> **What you should do**
In the records below, find each line that holds "title" and return it.
....
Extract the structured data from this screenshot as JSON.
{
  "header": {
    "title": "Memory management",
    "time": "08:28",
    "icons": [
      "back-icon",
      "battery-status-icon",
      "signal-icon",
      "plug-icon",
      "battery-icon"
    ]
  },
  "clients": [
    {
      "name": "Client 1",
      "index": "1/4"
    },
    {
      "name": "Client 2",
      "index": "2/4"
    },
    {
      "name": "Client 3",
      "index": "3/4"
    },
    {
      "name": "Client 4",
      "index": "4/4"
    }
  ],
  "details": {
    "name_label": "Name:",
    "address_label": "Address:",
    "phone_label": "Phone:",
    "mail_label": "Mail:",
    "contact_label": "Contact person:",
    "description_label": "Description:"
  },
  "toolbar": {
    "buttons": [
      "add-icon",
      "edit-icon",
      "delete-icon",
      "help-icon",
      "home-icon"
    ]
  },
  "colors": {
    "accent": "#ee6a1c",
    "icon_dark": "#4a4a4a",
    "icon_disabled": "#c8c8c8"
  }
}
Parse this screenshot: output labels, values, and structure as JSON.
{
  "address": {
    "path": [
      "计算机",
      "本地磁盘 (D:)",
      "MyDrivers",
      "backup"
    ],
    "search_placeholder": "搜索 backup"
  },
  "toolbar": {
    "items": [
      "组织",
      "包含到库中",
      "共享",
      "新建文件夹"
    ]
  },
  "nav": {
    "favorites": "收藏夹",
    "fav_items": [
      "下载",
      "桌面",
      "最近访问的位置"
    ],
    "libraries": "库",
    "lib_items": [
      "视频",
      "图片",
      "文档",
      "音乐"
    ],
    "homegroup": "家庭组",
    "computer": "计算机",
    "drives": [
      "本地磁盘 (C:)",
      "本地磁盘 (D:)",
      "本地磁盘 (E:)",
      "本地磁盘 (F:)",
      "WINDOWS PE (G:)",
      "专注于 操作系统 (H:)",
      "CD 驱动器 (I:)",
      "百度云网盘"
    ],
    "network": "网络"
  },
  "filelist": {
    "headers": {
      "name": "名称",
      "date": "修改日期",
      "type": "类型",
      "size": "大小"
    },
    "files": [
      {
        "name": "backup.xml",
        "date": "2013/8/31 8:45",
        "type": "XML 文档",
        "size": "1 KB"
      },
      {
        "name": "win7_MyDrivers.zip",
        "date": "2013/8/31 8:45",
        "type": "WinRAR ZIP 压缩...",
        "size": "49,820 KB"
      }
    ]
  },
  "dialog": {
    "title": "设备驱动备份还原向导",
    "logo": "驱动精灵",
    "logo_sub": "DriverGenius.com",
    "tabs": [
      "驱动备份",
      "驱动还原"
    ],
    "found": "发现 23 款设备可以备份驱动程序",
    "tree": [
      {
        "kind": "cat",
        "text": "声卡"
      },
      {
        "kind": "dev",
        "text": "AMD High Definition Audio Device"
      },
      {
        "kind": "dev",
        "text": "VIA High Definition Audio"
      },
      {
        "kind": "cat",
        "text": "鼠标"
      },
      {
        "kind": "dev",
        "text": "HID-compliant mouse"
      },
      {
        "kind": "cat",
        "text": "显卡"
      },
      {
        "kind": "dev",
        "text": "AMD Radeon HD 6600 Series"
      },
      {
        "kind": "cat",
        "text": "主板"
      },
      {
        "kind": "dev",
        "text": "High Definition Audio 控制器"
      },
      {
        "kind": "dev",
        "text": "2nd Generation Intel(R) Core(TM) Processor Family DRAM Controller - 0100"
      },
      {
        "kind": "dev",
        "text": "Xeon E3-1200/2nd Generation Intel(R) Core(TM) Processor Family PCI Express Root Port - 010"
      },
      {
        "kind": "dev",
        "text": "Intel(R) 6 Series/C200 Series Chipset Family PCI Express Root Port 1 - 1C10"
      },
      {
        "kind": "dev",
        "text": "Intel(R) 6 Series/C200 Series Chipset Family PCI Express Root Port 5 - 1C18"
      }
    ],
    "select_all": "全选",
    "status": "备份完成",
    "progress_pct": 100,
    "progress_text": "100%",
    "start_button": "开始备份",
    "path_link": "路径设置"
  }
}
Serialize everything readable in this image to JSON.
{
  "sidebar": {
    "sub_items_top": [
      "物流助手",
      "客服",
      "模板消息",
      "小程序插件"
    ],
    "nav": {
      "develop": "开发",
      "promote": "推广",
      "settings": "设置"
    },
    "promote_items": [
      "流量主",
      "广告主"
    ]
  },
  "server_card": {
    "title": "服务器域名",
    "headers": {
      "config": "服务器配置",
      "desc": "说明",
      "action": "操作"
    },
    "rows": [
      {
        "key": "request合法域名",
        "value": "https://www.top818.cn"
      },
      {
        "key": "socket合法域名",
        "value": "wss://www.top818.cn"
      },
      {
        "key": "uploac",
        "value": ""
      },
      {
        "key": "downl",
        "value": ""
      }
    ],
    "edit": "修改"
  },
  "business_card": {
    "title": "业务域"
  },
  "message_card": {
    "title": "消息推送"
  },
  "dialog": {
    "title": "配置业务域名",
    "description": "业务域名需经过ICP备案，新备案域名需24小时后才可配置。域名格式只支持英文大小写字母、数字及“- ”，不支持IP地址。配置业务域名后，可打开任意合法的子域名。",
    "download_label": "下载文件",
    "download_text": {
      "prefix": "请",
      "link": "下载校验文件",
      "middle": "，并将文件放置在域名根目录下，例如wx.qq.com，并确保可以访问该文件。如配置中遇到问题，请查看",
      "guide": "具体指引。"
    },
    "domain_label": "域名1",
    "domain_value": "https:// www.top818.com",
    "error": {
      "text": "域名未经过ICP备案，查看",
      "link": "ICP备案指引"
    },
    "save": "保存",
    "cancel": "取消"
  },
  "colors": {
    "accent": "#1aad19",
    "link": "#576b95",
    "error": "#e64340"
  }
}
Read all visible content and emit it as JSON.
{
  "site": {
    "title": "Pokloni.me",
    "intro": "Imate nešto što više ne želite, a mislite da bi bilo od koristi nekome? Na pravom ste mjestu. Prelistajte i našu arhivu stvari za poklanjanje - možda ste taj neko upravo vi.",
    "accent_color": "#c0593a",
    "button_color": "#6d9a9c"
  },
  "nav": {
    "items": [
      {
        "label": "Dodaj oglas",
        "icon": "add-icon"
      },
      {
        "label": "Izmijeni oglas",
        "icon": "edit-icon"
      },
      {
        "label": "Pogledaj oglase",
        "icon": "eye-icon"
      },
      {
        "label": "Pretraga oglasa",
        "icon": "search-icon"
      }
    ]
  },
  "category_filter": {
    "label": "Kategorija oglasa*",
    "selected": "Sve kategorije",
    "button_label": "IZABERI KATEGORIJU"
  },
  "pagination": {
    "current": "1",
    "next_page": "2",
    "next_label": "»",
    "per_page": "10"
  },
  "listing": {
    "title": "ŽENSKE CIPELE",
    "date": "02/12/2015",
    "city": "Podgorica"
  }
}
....
> **Final answer**
    "title": "Memory management",
    "title": "设备驱动备份还原向导",
    "title": "服务器域名",
    "title": "业务域"
    "title": "消息推送"
    "title": "配置业务域名",
    "title": "Pokloni.me",
    "title": "ŽENSKE CIPELE",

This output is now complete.